# AIM OF THE TASK
Find how many lines of the following entries contain "Generators". Reply with the number alone.

# INFORMATION
________________________
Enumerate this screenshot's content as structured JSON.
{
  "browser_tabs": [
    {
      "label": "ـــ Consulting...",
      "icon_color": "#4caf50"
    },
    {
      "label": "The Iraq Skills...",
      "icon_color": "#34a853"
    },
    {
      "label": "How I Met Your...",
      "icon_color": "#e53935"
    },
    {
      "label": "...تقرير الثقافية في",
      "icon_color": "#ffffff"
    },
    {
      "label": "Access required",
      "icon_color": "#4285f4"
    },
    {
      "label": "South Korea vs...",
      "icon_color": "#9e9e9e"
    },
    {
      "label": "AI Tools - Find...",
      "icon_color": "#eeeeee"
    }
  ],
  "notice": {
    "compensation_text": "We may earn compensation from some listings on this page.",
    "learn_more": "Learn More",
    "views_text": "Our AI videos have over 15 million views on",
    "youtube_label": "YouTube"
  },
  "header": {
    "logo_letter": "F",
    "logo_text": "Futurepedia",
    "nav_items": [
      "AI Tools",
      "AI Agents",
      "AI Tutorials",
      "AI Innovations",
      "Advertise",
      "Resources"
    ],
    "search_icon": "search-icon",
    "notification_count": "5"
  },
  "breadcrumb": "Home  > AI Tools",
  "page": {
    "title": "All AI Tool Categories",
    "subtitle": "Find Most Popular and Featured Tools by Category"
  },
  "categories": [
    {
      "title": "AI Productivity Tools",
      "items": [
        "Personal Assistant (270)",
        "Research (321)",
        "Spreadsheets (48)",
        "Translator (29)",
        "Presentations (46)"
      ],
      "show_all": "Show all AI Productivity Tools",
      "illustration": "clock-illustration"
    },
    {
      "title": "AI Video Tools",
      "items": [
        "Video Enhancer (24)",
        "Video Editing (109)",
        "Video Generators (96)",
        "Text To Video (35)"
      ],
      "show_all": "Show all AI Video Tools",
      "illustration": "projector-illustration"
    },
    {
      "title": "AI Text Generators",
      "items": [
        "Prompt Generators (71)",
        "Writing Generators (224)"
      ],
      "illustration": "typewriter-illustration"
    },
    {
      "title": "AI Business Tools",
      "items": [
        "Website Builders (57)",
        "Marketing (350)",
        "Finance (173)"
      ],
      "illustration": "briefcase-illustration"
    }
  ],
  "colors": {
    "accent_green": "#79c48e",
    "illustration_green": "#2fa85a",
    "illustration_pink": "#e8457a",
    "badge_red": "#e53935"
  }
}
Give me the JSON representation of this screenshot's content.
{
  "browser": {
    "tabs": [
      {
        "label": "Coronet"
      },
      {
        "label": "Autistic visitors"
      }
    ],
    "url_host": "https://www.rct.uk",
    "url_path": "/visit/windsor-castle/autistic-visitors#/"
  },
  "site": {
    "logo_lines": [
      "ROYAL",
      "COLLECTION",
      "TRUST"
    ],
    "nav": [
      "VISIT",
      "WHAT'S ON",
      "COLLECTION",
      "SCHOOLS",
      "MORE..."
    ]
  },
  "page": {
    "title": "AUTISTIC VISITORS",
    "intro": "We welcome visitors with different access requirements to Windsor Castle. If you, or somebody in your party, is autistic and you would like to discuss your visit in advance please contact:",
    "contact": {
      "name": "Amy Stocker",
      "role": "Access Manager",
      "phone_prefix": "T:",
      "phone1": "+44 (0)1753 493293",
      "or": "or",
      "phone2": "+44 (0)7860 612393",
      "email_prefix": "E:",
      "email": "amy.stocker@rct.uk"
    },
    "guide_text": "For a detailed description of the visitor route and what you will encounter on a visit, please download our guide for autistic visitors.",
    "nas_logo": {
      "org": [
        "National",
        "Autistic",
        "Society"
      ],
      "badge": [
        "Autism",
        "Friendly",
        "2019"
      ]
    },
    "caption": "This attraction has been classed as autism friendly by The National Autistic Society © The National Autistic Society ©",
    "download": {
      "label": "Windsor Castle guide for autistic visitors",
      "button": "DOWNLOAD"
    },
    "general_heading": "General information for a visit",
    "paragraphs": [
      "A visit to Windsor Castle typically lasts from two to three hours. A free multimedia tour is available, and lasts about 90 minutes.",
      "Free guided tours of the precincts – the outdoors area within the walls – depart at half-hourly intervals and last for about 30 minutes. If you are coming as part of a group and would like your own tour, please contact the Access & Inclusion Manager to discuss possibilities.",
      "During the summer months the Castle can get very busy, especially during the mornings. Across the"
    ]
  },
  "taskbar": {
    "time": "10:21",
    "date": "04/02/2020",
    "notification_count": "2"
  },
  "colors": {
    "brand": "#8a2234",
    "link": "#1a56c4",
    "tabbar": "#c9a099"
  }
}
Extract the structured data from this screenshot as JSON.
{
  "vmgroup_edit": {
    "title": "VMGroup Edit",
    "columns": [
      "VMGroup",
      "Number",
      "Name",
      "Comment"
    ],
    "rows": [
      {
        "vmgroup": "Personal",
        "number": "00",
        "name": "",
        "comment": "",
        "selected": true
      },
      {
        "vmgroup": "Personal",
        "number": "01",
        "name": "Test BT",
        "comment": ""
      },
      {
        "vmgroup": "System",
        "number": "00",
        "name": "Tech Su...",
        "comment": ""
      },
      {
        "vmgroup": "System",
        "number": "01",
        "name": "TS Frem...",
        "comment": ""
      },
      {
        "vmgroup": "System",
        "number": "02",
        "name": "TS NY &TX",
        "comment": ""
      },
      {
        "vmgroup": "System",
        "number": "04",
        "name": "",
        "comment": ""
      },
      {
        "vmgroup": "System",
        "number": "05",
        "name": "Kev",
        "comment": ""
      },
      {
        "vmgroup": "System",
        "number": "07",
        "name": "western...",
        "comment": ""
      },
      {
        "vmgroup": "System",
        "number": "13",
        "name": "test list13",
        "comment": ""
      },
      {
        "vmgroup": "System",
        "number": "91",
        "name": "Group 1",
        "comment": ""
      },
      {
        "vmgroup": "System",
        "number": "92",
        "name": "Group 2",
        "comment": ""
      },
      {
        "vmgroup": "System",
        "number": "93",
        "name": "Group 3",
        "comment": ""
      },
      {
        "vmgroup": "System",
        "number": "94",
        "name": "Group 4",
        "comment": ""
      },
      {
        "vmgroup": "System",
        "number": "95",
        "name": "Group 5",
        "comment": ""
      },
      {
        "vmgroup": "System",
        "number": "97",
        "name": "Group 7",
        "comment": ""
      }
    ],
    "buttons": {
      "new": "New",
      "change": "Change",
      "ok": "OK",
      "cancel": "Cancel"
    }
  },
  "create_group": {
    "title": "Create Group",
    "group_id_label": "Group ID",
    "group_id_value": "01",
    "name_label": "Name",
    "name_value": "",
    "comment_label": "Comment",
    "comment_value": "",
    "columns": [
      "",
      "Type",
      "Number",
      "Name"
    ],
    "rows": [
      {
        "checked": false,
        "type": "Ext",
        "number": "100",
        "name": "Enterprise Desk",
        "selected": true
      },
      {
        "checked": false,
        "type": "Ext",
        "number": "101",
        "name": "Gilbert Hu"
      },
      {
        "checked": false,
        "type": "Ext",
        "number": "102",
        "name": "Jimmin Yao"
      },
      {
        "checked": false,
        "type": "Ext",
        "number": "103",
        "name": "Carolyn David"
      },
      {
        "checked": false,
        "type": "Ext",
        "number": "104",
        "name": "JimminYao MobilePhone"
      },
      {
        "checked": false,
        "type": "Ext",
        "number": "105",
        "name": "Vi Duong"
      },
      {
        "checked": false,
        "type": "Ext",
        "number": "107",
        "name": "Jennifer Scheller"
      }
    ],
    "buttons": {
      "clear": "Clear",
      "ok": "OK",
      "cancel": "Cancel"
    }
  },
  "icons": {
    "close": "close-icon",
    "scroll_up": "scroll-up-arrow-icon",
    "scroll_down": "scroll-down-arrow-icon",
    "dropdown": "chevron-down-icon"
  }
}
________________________
# PROBLEM SOLUTION
4